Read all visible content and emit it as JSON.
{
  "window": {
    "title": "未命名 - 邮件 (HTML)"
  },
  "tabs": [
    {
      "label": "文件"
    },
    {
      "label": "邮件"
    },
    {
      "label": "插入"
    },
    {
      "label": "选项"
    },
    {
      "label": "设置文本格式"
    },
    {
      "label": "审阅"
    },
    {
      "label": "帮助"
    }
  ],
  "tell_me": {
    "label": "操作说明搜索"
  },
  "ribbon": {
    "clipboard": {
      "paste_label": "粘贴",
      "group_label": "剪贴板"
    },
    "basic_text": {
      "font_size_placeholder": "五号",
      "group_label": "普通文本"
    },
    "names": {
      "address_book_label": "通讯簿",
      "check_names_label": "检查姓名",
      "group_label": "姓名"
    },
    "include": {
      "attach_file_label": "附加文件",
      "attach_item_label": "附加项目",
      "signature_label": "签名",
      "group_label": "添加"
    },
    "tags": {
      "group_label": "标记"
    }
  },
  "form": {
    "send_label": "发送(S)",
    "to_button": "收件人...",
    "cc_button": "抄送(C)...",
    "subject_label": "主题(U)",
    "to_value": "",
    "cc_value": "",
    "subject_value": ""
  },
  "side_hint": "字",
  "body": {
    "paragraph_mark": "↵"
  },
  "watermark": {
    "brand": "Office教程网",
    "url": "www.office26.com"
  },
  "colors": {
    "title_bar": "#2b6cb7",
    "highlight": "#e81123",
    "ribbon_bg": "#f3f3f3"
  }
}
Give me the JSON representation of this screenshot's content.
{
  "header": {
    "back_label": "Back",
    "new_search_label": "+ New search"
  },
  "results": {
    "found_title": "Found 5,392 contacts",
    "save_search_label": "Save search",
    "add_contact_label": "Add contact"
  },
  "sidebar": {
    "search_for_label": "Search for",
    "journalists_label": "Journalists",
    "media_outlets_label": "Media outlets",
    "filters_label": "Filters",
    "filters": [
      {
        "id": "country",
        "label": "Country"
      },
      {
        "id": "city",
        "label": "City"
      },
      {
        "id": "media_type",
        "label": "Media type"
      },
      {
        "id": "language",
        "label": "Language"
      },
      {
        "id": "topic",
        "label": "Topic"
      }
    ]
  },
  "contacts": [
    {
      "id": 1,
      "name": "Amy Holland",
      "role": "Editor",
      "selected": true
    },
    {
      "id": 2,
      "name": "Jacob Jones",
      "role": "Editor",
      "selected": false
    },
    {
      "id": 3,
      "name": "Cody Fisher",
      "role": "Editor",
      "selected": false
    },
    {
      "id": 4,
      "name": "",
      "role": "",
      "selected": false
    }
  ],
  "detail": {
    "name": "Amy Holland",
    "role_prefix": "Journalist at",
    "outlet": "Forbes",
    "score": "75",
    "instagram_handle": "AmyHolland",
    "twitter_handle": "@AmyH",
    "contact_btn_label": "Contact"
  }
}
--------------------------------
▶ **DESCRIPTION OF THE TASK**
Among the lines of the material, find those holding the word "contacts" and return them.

▶ **ANSWER TO THIS PROBLEM**
    "found_title": "Found 5,392 contacts",
  "contacts": [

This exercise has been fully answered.